Entries taken from a collection:
┌──

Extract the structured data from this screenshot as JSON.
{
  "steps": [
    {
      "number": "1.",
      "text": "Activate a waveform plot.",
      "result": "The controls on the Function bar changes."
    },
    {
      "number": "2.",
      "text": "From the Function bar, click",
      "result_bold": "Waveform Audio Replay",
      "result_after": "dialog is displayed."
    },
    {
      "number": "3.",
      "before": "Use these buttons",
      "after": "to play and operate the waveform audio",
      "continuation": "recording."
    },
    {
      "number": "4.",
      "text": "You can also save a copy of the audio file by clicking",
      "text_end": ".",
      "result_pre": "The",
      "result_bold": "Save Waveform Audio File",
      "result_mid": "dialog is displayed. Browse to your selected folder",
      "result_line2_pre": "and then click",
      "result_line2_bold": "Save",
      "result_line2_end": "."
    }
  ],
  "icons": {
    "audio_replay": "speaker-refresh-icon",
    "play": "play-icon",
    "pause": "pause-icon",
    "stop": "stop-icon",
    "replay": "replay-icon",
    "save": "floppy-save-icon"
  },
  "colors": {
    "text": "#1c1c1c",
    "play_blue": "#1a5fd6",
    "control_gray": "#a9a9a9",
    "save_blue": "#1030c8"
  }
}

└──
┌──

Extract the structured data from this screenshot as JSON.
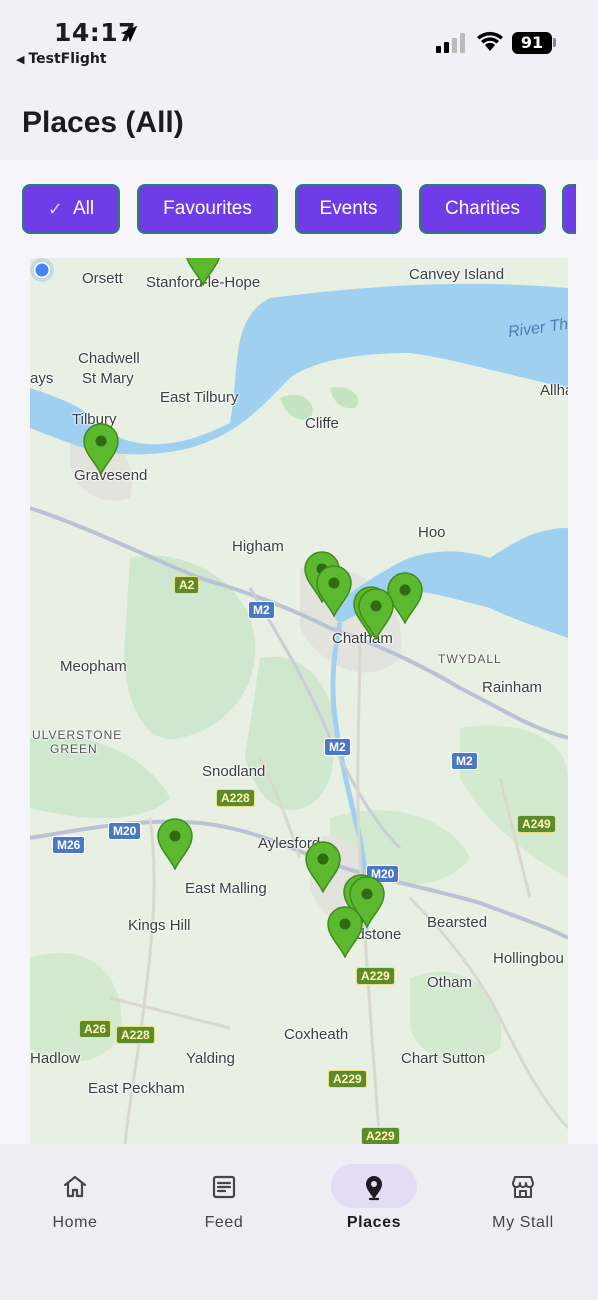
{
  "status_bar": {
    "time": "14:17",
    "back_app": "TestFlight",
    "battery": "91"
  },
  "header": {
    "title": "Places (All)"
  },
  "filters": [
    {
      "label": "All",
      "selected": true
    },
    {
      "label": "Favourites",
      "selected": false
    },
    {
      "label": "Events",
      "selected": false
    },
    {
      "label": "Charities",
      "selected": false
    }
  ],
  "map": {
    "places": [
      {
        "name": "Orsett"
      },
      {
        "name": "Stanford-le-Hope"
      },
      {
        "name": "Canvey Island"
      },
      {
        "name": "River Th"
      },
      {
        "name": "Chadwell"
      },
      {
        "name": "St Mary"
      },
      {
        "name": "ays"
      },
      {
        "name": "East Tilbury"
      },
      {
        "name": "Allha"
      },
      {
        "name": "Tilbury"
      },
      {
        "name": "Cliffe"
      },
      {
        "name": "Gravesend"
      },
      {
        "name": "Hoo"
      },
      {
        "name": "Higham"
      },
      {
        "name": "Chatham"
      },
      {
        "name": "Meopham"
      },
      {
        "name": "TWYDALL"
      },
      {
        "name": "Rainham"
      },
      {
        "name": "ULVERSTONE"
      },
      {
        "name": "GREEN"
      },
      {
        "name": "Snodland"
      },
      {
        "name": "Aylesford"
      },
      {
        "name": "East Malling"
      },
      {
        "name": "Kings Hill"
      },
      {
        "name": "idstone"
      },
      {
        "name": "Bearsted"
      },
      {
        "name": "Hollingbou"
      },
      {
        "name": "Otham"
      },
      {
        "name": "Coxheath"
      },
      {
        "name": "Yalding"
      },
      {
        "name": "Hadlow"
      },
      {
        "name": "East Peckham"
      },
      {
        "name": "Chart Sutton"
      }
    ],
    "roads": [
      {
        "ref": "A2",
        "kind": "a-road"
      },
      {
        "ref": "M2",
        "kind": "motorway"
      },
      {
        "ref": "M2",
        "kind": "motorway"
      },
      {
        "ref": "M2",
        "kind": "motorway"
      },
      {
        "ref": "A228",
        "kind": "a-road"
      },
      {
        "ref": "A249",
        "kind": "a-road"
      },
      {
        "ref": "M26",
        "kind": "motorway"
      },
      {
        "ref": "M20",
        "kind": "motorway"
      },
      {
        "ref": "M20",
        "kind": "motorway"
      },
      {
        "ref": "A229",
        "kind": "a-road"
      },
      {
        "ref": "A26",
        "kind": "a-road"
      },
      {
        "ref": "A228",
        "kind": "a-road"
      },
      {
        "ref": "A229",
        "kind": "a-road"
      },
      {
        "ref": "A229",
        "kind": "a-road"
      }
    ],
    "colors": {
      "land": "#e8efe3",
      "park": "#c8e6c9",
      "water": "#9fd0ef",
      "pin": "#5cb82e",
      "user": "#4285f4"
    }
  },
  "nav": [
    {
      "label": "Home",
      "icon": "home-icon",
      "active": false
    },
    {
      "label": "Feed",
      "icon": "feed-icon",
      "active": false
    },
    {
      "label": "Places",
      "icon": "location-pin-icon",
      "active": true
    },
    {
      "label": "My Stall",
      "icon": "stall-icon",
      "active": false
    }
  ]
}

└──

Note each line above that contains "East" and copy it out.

ANSWER SPACE:
        "name": "East Tilbury"
        "name": "East Malling"
        "name": "East Peckham"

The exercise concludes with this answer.